## Your task
Nothing in the records should be changed in the copy, though the pictures must be left out.
>>>>>
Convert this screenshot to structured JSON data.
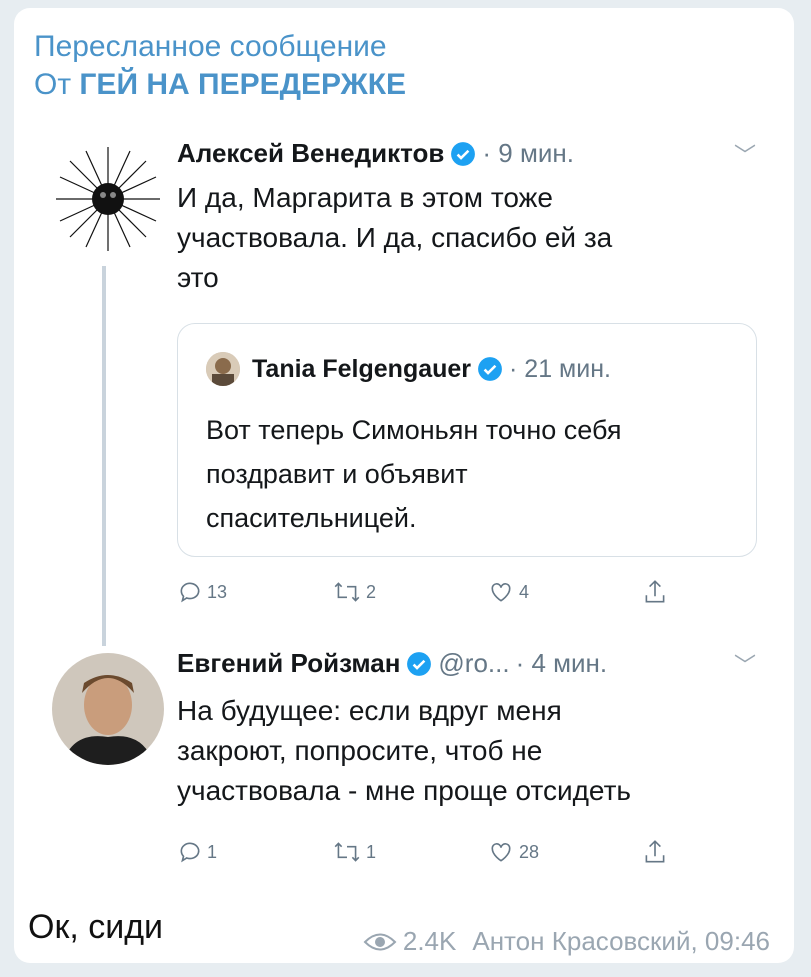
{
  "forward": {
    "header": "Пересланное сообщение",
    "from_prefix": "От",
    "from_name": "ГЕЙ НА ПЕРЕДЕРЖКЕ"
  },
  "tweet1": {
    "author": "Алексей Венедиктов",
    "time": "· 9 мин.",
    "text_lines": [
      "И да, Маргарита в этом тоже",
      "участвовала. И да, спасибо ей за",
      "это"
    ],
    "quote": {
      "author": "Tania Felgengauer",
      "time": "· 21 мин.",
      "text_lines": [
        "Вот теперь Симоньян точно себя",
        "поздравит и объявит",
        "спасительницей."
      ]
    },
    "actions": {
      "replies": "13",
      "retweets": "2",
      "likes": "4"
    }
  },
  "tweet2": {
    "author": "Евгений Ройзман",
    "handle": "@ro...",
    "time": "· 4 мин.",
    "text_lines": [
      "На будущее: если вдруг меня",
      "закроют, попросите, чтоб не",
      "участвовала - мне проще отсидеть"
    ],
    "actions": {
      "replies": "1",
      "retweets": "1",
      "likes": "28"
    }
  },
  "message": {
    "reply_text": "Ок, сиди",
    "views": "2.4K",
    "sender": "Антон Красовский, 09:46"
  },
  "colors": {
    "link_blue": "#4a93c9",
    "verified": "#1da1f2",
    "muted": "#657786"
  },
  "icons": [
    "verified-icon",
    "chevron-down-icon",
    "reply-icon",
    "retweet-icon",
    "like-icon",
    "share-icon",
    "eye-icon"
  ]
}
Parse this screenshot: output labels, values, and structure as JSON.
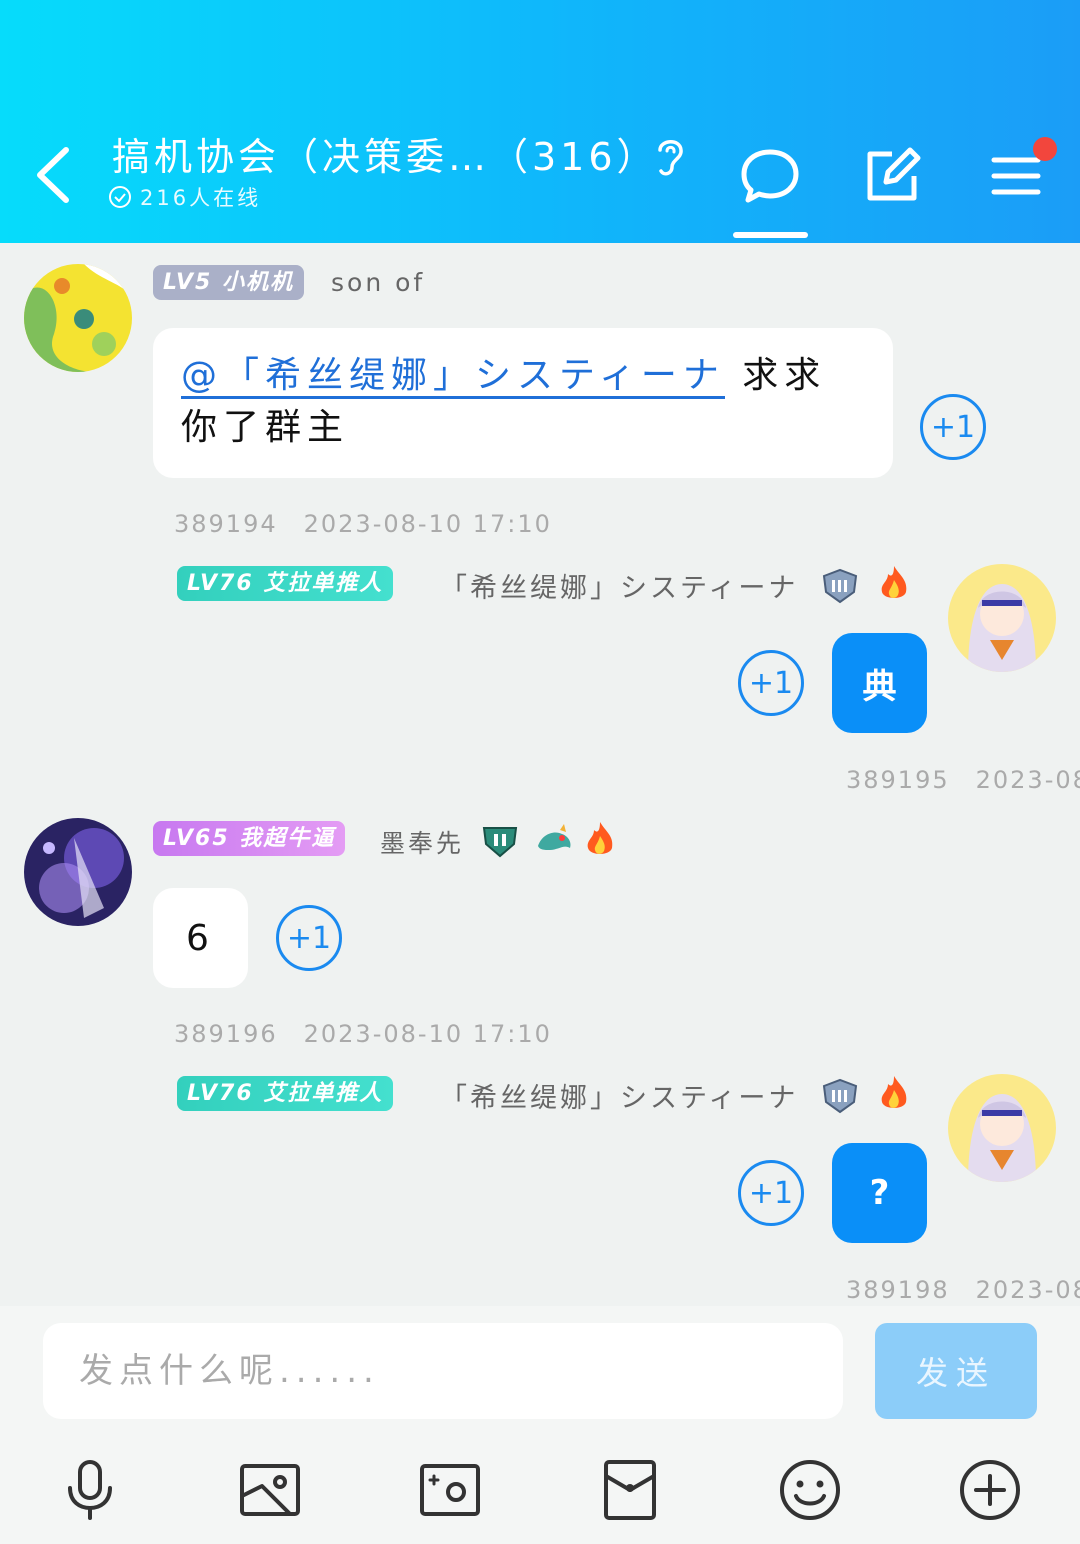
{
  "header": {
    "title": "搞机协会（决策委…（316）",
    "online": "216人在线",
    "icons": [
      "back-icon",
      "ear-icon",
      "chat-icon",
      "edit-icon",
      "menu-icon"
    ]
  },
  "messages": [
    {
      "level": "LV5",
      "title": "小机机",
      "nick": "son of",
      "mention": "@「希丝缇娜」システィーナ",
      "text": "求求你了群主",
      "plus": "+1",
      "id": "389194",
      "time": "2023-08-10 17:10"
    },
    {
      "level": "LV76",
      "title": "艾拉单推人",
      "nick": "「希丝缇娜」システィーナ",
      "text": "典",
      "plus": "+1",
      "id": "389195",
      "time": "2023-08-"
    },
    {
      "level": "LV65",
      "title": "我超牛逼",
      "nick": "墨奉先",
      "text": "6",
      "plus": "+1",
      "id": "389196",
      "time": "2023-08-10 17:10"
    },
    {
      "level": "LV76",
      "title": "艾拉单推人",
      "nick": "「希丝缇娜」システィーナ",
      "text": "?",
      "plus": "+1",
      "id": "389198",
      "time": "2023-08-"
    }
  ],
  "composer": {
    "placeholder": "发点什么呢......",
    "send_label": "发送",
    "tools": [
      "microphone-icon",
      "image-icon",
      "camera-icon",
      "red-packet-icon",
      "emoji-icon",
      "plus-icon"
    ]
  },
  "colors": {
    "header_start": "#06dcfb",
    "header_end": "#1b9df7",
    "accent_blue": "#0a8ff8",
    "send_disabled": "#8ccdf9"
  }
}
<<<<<
## Solved exercise
Convert this screenshot to structured JSON data.
{
  "forward": {
    "header": "Пересланное сообщение",
    "from_prefix": "От",
    "from_name": "ГЕЙ НА ПЕРЕДЕРЖКЕ"
  },
  "tweet1": {
    "author": "Алексей Венедиктов",
    "time": "· 9 мин.",
    "text_lines": [
      "И да, Маргарита в этом тоже",
      "участвовала. И да, спасибо ей за",
      "это"
    ],
    "quote": {
      "author": "Tania Felgengauer",
      "time": "· 21 мин.",
      "text_lines": [
        "Вот теперь Симоньян точно себя",
        "поздравит и объявит",
        "спасительницей."
      ]
    },
    "actions": {
      "replies": "13",
      "retweets": "2",
      "likes": "4"
    }
  },
  "tweet2": {
    "author": "Евгений Ройзман",
    "handle": "@ro...",
    "time": "· 4 мин.",
    "text_lines": [
      "На будущее: если вдруг меня",
      "закроют, попросите, чтоб не",
      "участвовала - мне проще отсидеть"
    ],
    "actions": {
      "replies": "1",
      "retweets": "1",
      "likes": "28"
    }
  },
  "message": {
    "reply_text": "Ок, сиди",
    "views": "2.4K",
    "sender": "Антон Красовский, 09:46"
  },
  "colors": {
    "link_blue": "#4a93c9",
    "verified": "#1da1f2",
    "muted": "#657786"
  },
  "icons": [
    "verified-icon",
    "chevron-down-icon",
    "reply-icon",
    "retweet-icon",
    "like-icon",
    "share-icon",
    "eye-icon"
  ]
}
Parse this screenshot: output labels, values, and structure as JSON.
{
  "header": {
    "title": "搞机协会（决策委…（316）",
    "online": "216人在线",
    "icons": [
      "back-icon",
      "ear-icon",
      "chat-icon",
      "edit-icon",
      "menu-icon"
    ]
  },
  "messages": [
    {
      "level": "LV5",
      "title": "小机机",
      "nick": "son of",
      "mention": "@「希丝缇娜」システィーナ",
      "text": "求求你了群主",
      "plus": "+1",
      "id": "389194",
      "time": "2023-08-10 17:10"
    },
    {
      "level": "LV76",
      "title": "艾拉单推人",
      "nick": "「希丝缇娜」システィーナ",
      "text": "典",
      "plus": "+1",
      "id": "389195",
      "time": "2023-08-"
    },
    {
      "level": "LV65",
      "title": "我超牛逼",
      "nick": "墨奉先",
      "text": "6",
      "plus": "+1",
      "id": "389196",
      "time": "2023-08-10 17:10"
    },
    {
      "level": "LV76",
      "title": "艾拉单推人",
      "nick": "「希丝缇娜」システィーナ",
      "text": "?",
      "plus": "+1",
      "id": "389198",
      "time": "2023-08-"
    }
  ],
  "composer": {
    "placeholder": "发点什么呢......",
    "send_label": "发送",
    "tools": [
      "microphone-icon",
      "image-icon",
      "camera-icon",
      "red-packet-icon",
      "emoji-icon",
      "plus-icon"
    ]
  },
  "colors": {
    "header_start": "#06dcfb",
    "header_end": "#1b9df7",
    "accent_blue": "#0a8ff8",
    "send_disabled": "#8ccdf9"
  }
}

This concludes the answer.